**TASK DIRECTIONS:** Find every line of the listing below where "image" appears, and copy it.

+===+

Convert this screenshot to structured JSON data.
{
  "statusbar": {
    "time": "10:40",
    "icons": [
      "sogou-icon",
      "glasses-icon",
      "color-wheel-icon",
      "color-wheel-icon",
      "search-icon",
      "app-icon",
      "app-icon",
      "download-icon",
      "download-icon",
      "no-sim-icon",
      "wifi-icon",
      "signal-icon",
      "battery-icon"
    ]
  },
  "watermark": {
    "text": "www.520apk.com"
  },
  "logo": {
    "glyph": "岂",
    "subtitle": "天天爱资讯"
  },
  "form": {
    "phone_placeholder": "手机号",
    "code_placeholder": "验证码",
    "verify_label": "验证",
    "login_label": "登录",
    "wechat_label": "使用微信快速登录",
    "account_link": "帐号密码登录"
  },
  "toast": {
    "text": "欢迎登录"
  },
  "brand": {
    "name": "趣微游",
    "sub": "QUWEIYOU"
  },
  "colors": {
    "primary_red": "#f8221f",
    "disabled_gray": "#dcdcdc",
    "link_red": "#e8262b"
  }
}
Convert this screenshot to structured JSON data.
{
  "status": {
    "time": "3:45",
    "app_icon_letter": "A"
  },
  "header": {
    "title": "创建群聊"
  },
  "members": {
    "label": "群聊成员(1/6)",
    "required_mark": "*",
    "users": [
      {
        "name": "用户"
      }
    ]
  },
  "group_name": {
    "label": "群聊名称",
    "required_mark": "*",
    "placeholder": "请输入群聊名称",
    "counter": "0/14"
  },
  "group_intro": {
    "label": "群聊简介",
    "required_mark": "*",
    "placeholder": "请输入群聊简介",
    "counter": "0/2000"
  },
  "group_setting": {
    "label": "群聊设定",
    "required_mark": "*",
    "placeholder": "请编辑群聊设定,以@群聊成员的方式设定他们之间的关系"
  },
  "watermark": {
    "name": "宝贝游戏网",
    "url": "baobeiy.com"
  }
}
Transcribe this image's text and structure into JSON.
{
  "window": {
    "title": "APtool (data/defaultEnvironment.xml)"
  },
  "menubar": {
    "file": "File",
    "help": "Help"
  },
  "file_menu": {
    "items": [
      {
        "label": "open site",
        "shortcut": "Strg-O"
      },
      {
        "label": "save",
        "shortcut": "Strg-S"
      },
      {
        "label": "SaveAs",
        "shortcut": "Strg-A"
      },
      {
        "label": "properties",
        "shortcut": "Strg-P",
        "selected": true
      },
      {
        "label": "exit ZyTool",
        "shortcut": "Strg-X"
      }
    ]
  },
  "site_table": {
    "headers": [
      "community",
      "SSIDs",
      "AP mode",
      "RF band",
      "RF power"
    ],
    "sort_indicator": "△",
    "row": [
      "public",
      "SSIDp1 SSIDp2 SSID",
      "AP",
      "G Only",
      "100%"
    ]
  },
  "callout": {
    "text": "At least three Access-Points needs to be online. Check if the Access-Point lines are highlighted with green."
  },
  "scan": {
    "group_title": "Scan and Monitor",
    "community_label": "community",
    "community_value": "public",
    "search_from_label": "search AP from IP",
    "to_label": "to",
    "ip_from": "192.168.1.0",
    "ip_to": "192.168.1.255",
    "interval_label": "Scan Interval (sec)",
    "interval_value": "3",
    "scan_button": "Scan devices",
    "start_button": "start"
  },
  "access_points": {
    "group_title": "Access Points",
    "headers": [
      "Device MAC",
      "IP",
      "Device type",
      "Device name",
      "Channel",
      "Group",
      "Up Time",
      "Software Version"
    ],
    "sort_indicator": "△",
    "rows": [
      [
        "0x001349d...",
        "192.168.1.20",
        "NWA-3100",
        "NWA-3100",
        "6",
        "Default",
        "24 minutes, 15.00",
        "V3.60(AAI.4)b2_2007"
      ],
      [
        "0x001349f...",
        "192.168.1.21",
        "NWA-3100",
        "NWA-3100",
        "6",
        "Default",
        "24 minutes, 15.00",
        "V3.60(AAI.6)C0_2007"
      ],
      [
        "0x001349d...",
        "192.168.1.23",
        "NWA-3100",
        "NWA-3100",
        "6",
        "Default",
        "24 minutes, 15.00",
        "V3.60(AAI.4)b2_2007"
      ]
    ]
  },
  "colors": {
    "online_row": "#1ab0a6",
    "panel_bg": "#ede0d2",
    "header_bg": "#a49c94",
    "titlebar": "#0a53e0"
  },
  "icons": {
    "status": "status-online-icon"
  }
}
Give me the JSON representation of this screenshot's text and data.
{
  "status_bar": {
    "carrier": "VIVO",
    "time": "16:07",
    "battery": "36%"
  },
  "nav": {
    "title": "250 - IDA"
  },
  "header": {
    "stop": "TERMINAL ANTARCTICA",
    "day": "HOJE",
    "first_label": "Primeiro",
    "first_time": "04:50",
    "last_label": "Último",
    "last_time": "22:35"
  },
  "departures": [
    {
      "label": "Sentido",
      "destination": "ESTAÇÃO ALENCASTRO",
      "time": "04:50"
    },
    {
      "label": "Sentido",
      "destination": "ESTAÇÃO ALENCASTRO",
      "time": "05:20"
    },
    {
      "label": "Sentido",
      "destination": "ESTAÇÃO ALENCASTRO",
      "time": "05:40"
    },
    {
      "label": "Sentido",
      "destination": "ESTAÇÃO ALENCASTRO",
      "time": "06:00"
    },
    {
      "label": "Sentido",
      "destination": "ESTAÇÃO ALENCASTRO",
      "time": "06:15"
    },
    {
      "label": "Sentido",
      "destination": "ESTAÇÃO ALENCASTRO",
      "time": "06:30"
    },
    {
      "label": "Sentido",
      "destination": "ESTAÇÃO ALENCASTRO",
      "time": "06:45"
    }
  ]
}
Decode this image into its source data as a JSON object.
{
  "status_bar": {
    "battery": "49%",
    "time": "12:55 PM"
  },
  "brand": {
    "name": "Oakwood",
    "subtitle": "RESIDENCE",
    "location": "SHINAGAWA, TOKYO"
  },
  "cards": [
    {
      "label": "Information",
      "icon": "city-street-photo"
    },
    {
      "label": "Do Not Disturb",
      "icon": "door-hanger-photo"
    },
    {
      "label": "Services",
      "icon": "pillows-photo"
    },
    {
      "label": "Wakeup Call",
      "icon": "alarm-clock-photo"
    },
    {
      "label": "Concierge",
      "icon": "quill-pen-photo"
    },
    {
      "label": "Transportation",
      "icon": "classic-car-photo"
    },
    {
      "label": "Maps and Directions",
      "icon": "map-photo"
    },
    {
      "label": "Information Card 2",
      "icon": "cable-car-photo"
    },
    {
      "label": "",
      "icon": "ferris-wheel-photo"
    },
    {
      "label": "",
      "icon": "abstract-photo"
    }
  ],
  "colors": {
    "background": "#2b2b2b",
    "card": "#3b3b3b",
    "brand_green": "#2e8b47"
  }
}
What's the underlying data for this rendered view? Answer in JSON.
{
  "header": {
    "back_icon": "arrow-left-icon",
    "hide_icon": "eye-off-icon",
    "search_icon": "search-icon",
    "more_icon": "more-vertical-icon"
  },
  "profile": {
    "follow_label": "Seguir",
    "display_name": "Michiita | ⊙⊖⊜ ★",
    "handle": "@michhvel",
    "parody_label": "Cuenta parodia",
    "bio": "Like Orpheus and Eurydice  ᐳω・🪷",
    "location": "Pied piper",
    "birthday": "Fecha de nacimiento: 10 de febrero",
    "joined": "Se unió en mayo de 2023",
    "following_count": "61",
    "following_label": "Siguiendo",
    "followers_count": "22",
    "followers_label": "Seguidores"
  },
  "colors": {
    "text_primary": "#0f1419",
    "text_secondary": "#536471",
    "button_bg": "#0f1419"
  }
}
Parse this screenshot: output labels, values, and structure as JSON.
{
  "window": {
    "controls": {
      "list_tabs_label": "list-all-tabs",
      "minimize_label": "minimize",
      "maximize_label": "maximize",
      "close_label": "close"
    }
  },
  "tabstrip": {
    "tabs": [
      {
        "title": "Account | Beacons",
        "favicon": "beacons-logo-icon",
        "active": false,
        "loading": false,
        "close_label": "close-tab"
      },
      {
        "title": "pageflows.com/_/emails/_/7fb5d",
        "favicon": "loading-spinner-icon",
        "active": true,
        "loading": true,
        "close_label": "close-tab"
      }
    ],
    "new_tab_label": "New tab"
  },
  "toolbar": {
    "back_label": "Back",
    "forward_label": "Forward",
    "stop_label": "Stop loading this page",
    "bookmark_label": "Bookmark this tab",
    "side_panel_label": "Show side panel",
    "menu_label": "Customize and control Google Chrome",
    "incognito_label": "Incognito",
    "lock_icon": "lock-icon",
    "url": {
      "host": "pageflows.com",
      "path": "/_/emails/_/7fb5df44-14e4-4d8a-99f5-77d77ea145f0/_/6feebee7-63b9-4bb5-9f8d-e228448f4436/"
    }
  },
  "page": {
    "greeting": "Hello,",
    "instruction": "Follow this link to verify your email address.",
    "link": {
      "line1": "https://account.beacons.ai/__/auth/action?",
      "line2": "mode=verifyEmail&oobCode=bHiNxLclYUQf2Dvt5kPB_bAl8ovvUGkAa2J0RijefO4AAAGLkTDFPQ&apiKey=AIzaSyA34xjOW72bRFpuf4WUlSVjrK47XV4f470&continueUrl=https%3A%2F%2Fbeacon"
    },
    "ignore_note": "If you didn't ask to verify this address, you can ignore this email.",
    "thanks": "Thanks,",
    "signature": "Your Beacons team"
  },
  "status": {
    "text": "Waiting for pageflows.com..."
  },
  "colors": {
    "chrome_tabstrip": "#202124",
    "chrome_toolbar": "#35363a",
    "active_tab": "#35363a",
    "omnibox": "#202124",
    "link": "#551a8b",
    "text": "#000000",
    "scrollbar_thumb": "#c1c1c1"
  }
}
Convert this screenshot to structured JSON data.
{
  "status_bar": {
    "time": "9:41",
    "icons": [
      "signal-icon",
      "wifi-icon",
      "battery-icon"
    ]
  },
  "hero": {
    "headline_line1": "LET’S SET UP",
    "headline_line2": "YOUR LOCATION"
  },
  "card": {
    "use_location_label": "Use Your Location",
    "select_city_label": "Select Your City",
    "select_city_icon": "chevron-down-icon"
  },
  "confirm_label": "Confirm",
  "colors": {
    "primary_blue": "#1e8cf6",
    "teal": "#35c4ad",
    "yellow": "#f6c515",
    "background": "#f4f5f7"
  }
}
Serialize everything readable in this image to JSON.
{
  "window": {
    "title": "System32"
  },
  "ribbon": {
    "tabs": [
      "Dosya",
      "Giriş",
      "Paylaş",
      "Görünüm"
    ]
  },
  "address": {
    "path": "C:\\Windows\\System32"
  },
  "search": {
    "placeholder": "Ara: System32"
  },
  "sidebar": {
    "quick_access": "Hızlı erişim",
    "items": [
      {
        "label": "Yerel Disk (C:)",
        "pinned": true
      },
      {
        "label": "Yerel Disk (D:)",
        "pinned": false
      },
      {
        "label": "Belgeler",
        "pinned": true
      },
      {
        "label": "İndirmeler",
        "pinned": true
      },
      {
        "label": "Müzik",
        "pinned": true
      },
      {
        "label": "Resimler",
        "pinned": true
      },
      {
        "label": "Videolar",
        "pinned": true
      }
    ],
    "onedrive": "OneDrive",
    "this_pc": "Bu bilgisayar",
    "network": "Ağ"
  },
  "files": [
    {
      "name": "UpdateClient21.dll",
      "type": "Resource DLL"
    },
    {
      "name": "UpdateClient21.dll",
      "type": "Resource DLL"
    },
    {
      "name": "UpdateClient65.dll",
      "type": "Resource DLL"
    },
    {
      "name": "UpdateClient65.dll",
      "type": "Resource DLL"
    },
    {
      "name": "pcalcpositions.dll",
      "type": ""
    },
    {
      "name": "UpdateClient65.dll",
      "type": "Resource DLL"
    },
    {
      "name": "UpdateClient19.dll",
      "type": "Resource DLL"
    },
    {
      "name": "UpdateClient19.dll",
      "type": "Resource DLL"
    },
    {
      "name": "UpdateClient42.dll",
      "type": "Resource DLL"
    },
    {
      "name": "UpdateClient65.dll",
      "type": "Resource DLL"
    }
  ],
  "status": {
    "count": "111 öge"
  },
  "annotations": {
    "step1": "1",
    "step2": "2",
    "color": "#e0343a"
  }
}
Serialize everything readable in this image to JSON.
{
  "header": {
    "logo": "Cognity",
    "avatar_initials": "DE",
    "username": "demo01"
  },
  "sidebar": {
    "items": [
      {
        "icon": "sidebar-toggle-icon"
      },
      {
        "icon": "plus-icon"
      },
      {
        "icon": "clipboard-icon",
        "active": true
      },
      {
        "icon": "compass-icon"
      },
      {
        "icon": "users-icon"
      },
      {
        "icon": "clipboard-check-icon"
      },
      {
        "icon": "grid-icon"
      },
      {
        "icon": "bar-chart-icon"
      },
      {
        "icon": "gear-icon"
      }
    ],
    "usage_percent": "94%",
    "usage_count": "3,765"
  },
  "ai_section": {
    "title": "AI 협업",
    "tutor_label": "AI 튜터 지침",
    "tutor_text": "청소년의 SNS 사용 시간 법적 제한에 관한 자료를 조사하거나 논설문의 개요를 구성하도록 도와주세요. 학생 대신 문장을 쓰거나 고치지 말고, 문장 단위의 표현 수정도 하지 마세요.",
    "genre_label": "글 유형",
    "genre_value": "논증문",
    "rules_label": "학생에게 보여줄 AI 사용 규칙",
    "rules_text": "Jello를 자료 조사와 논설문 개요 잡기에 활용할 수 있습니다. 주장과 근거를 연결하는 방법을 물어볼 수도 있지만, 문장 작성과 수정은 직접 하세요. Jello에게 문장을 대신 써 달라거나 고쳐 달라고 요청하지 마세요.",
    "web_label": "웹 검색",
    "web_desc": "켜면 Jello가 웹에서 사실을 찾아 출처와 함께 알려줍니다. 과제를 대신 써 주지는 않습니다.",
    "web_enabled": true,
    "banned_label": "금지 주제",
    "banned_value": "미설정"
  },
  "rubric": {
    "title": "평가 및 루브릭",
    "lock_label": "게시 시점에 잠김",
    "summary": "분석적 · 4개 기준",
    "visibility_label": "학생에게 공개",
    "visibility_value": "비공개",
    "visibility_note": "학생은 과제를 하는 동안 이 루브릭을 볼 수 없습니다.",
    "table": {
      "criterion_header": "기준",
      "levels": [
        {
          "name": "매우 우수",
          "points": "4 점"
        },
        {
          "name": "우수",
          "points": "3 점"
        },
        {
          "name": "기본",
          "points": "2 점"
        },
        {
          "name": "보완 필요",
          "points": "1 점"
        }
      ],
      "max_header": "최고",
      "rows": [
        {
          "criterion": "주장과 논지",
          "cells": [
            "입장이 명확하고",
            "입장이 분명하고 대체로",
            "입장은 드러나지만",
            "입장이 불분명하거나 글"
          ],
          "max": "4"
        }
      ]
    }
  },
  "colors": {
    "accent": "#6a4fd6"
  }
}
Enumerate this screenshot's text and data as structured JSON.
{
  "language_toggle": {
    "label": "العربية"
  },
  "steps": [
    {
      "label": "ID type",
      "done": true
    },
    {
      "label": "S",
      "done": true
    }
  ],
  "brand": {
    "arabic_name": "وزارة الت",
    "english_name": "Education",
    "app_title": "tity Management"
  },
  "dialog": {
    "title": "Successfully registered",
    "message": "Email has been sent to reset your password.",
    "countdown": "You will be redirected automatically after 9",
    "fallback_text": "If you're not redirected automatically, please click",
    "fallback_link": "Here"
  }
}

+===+

**RESPONSE TO THE EXERCISE:**
Transcribe this image's text and structure into JSON.
Decode this image into its source data as a JSON object.
Serialize everything readable in this image to JSON.
Serialize everything readable in this image to JSON.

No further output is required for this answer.